Extracted records:
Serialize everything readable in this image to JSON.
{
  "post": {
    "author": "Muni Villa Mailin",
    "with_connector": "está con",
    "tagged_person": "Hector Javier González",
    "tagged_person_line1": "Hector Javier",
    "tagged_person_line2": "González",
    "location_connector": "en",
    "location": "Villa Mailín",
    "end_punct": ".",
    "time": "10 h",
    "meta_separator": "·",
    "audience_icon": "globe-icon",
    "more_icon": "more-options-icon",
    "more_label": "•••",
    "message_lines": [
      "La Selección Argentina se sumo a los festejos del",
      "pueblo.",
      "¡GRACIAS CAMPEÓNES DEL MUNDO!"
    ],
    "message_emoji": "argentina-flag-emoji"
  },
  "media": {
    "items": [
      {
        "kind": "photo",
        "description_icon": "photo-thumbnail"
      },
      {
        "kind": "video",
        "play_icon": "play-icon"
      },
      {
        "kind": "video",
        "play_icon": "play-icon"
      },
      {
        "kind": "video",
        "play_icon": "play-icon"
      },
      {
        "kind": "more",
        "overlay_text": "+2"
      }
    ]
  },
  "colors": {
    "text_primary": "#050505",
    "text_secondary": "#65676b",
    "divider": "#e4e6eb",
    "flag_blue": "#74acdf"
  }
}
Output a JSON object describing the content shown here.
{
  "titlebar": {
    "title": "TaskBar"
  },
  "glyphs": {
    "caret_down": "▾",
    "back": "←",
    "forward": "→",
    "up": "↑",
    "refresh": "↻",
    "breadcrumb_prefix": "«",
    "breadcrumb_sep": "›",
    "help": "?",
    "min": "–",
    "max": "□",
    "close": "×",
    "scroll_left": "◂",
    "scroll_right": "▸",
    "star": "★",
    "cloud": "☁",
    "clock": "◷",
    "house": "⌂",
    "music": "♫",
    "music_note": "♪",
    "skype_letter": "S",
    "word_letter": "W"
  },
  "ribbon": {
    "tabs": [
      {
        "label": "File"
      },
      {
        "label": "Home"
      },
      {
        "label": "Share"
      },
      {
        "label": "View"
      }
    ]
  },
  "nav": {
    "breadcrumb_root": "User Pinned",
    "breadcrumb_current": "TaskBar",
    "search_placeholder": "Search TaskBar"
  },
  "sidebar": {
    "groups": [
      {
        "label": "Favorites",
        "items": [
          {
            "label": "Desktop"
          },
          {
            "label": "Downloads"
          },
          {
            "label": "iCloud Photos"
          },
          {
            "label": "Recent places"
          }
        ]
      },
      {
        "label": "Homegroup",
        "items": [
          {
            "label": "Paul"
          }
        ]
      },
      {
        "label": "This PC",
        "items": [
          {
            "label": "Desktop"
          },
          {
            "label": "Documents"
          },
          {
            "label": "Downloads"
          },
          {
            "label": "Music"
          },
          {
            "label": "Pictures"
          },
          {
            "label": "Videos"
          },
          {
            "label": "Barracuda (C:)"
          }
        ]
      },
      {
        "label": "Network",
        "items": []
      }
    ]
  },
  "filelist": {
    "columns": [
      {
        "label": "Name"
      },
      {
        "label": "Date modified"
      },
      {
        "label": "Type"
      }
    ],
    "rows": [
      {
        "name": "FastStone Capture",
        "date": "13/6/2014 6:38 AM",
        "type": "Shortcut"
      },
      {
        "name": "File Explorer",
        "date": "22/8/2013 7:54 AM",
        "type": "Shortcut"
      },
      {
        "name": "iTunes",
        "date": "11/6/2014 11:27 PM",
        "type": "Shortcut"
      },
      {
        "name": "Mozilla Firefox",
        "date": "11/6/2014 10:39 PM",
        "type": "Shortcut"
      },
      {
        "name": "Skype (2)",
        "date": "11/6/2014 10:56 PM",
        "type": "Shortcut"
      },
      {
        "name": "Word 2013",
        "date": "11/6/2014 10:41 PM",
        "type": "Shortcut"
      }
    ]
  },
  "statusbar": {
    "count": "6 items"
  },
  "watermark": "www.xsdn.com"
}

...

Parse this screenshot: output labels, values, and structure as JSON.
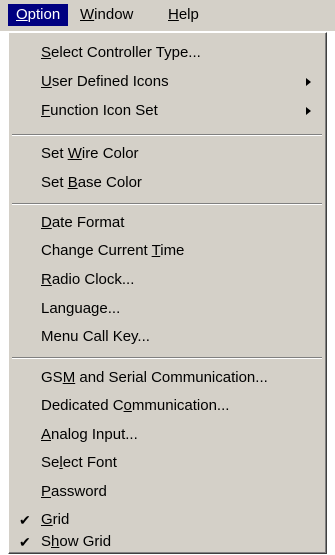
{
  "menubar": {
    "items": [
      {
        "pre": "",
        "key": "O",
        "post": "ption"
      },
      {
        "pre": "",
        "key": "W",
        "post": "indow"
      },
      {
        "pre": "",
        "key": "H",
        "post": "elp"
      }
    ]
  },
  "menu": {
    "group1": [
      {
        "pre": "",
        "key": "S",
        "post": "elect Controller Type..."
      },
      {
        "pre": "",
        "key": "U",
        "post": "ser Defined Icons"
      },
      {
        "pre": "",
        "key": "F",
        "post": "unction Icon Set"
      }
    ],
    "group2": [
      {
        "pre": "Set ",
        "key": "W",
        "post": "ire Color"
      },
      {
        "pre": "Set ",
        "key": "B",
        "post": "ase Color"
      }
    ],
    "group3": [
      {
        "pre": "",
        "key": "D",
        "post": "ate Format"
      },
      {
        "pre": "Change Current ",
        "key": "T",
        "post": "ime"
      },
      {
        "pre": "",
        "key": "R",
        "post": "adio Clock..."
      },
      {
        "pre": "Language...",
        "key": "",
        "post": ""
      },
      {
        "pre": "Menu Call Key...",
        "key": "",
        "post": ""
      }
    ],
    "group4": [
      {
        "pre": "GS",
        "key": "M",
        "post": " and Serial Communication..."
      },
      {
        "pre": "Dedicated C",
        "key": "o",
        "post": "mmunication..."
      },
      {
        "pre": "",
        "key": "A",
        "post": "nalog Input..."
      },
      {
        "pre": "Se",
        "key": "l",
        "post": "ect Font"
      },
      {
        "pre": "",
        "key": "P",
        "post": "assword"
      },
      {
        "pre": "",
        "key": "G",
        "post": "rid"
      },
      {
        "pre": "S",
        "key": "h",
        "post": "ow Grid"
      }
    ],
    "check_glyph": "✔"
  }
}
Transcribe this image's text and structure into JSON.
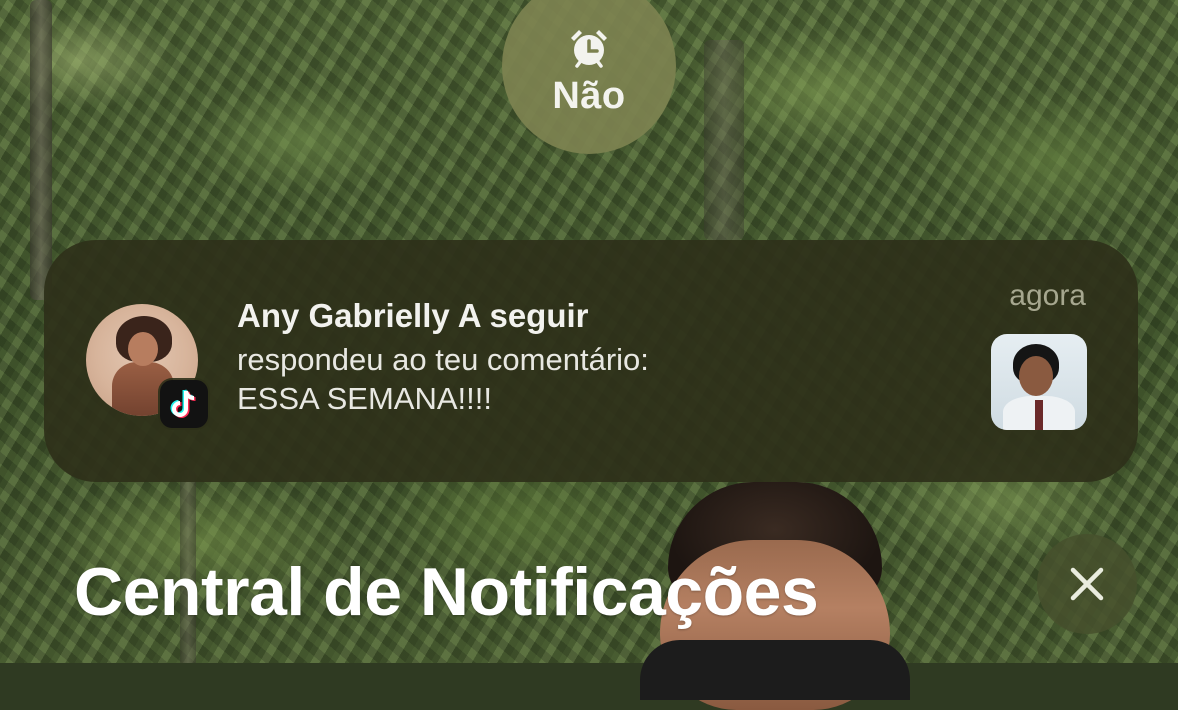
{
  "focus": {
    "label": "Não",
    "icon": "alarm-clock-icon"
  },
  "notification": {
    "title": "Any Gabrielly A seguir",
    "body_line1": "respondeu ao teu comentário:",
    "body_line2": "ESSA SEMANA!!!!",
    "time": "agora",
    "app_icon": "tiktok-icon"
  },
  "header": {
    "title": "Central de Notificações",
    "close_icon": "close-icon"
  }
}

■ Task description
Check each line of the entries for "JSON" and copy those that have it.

■ Task output
Serialize everything readable in this image to JSON.
Output a JSON object describing the content shown here.
Parse this screenshot: output labels, values, and structure as JSON.
Transcribe this image's text and structure into JSON.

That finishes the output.